If a person's blood lipid levels are high, dietary treatment is often initiated to lower the low density lipoprotein fraction and total blood cholesterol levels. Current American Heart Association recommendations include reducing saturated fat to less than 7% of calories, limiting cholesterol to less than 200, losing weight if appropriate, and increasing soluble fiber to 0.35-0.88 oz (10-25 g) per day. High-density lipoprotein (HDL) levels, also referred to as the good cholesterol, is related more to genetic and other factors than to diet, although moderate alcohol consumption raises HDL.
Some people also have high plasma triglyceride (TG) levels, which accumulating evidence is showing may be an important heart disease risk factor. Dietary guidelines involve low simple sugars, low-saturated fat diets, restricted alcohol and weight loss if indicated. Drug therapy is often initiated.
A diet containing 30% or less fat is considered compatible with good health. Diets with dietary fat intakes below 15% can negatively affect blood lipids in some people. For people with high blood lipid levels, dietary fat management goals involve moving the total cholesterol and LDL levels to normal. However, because diet modification lowers serum cholesterol levels by about 10-15%, patients whose blood levels remain high often seek drug therapy.
Health care team roles
- Registered dietitians are often sought out by patients and health professionals to assess fat intake and instruct on diet modifications, and for those seeking weight loss through dietary fat restriction.
- Nursing and allied health professionals can provide health histories and check laboratory test results for potential treatment. The American Heart Association provides dietary guidelines and patient education materials. All health professionals can play important roles in educating the public about dietary fat.
Atherosclerosis— Sclerosis or hardening and thickening of the arterial wall, causing a loss of elasticity.
High-density lipoprotein (HDL)— A plasma lipoprotein containing mostly protein and less cholesterol and triglyceride; high levels of HDL lower CHD risk.
Low-density lipoprotein (LDL)— The major cholesterol carrier in the blood, with high levels associated with increased coronary heart disease risk.
Fatty acid— Fatty acids are a group of carbon chains that make up fat. The body requires some, called essential fatty acids, to form membranes and synthesize important compounds.
Lipids— A group of compounds that include fats, oils and related compounds found in foods and the human body.

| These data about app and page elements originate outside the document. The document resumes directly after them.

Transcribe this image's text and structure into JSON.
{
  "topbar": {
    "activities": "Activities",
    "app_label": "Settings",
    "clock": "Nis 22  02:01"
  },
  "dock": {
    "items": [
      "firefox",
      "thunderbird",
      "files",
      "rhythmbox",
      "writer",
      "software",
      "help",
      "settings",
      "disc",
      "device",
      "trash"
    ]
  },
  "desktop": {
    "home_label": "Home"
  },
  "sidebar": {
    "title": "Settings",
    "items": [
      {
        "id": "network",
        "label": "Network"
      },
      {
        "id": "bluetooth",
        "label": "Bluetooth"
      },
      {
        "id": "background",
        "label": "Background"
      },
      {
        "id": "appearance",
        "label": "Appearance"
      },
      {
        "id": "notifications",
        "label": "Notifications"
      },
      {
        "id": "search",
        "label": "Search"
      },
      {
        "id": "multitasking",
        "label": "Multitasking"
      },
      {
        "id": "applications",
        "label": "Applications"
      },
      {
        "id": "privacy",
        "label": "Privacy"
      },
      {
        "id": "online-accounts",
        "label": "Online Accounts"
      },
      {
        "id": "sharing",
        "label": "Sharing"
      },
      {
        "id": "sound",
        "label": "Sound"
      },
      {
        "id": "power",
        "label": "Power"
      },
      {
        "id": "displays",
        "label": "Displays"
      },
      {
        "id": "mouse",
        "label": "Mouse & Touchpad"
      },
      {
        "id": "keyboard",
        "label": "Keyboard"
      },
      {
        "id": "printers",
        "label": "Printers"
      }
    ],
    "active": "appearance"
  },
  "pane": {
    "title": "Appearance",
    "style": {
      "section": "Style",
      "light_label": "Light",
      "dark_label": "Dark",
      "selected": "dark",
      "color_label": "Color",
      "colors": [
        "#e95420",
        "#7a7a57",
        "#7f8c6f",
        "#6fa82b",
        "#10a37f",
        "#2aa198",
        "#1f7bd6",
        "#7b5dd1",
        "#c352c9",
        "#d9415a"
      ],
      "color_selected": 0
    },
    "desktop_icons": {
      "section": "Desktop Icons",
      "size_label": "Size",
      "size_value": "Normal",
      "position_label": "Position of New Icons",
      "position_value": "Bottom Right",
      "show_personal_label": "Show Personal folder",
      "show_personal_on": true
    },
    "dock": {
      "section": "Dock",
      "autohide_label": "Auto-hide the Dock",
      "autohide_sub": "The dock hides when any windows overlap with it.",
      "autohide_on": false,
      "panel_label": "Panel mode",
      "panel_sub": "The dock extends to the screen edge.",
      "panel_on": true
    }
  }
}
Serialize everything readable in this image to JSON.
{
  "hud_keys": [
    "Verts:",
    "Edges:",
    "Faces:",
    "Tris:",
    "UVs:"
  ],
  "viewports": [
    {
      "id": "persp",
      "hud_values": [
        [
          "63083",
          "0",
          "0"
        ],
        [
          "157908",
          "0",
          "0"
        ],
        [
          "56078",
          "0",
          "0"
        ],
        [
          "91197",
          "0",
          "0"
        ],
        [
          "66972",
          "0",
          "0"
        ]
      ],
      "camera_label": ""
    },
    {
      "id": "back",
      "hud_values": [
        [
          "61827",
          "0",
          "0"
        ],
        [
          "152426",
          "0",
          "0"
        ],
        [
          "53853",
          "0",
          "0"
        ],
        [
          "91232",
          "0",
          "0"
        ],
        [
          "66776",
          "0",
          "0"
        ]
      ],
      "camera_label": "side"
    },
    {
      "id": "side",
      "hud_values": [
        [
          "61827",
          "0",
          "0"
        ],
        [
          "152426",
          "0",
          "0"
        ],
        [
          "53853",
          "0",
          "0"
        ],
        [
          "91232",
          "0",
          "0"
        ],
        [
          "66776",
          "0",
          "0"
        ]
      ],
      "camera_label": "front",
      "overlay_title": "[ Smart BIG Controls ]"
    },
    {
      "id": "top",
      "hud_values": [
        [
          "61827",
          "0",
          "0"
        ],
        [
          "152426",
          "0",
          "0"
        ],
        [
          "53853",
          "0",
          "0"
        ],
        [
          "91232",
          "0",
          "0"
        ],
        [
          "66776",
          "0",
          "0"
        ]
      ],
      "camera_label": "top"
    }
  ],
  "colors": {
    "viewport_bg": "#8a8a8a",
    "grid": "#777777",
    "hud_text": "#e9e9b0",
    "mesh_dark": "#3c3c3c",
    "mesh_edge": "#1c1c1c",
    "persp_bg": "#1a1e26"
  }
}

Monounsaturated fatty acid (MUFA)— A fatty acid containing one double bond, which lowers plasma cholesterol when replacing SFAs and is believed to be safer than polyunsaturated fats.
Omega-3 fatty acids— Named because their first double bond occurs at the third carbon from the methyl end, the three omega-3s (EPA, LNA and DHA) are believed to benefit inflammatory diseases.
Polyunsaturated fatty acid (PUFA)— A fatty acid that is liquid at room temperature, lowers plasma cholesterol when replacing SFAs, but too much can promote cardiovascular disease
Saturated fatty acid (SFA)— A fatty acid that has no double bonds, is solid at room temperature, and raises blood cholesterol levels.
Mahan, L. K., Escot-Stump, S. Krause's Food, Nutrition, & Diet Therapy. Philadelphia: W. B. Saunders Company, 1996.
American Heart Association. National Center, 7272 Greenville Ave., Dallas, TX 75231. 1-800-AHA-USA1. 〈http://www.americanheart.org〉.